According to a research report released by Denmark’s Strand Consult, the iPhone is not the profit-generating machine that people have made it out to be…that is, unless you’re Apple. For carriers, however, gaining the exclusive rights to sell the iPhone isn’t exactly a winning situation. The report says that the hidden costs of the phone, which include things like the subsidies and the revenue share Apple demands, have actually hurt rather than helped mobile operators’ earnings.
According to a Sunday article in The Guardian, the report states that the iPhone isn’t all that it’s cracked up to be, at least from the carriers’ perspective. Because Apple requires carriers to pay subsidies and, in some markets they demand revenue share, the carriers don’t make as much on phone sales as you may think.
“We have not found one operator which has created shareholder value with iPhone,” notes the report.
Not only does the report state that the phone isn’t as profitable for carriers as you may think, it argues that it might actually be a hindrance. “A lot of competitors are actually doing better,” it says when referring to the carriers who don’t offer the Apple device in their lineup. An earlier press release from the company even went so far as to claim that “operators that choose not to carry iPhone products have an increased probability of serving their shareholders interests.”
Also mentioned is something called the “iPhone effect,” a coin termed by a chairman of a multinational operator. “The iPhone effect is the effect that comes from moving our management’s focus away from the 99% of our customers that generate the cash flow that pays our bills,” claims the unnamed chairman.
In addition to these issues, Strand Consult also notes that the iPhone only attracts a limited market segment and one in which customers already were heavy data users…so they’re not actually bringing in that much new revenue via their iPhone data plans. Meanwhile, flat rate data plans mean that the “high data consumption results in high production costs without the corresponding increased revenue.”

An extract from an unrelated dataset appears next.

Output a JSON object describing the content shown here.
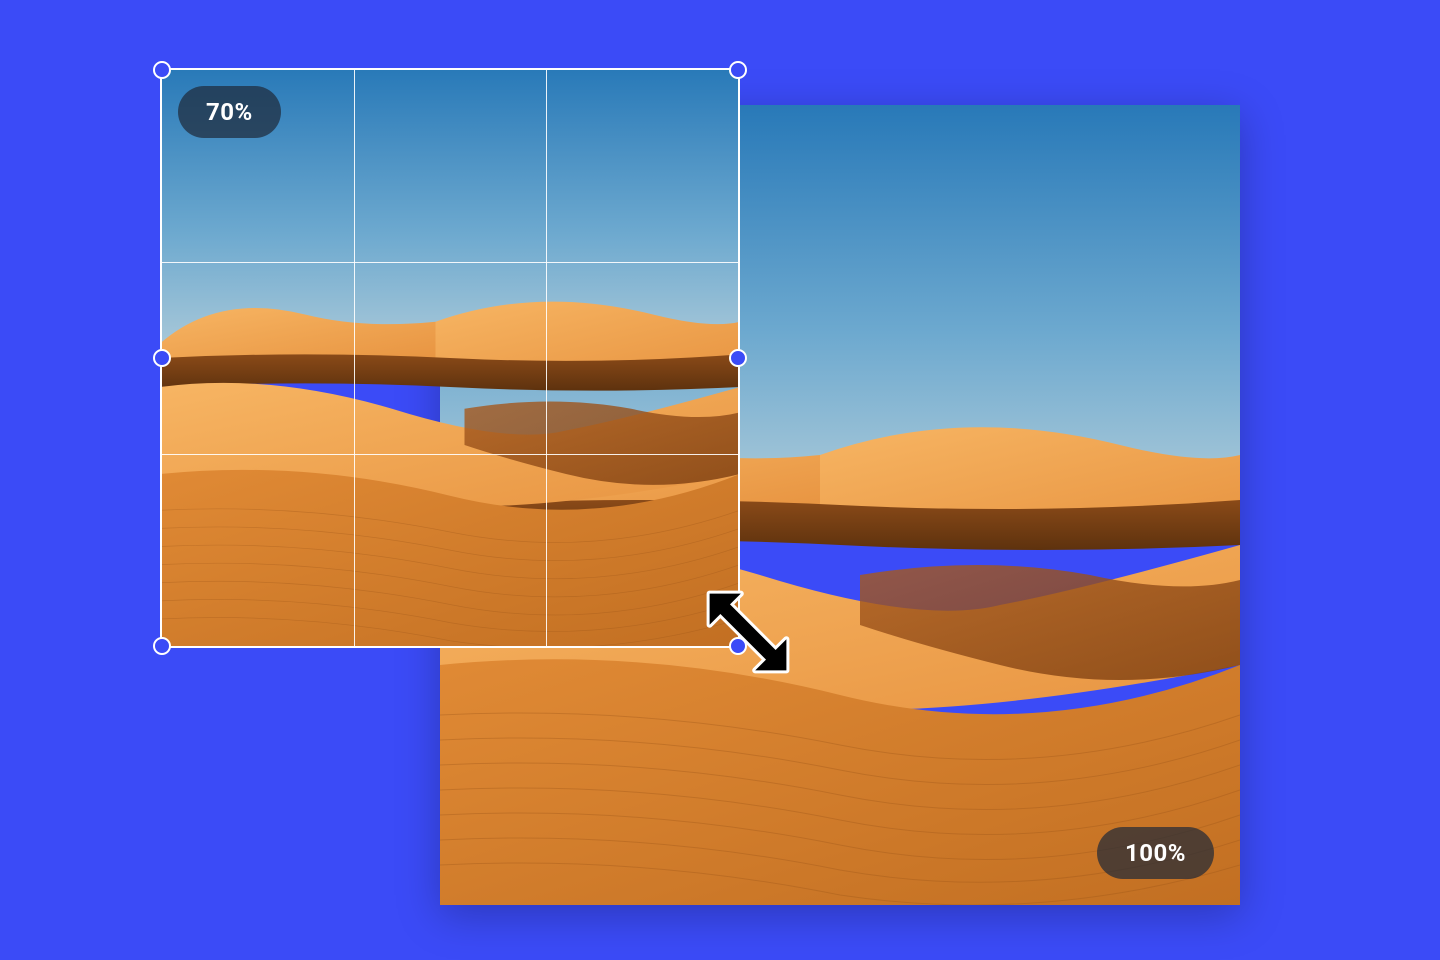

Although not mentioned in the Guardian piece, we’re currently seeing the problems AT&T has encountered here in the U.S. – thanks to it being the only network that provides the phone in this market. The company has struggled to provide coverage in heavily populated urban areas, like New York and San Francisco, where iPhone users are plenty. The issue went beyond just being hearsay to warranting a public shaming in a recent New York Times article. According to the article, the company has been working on expensive upgrades to those data-heavy networks to help ease the traffic burden which has led to dropped calls, slow speeds, and often a lack of signal. Problems like these have angered consumers and have given AT&T a bad name in many circles. The company has also had to delay the launch of new iPhone features like MMS and tethering, since their network again had to be prepared to handle the additional data traffic.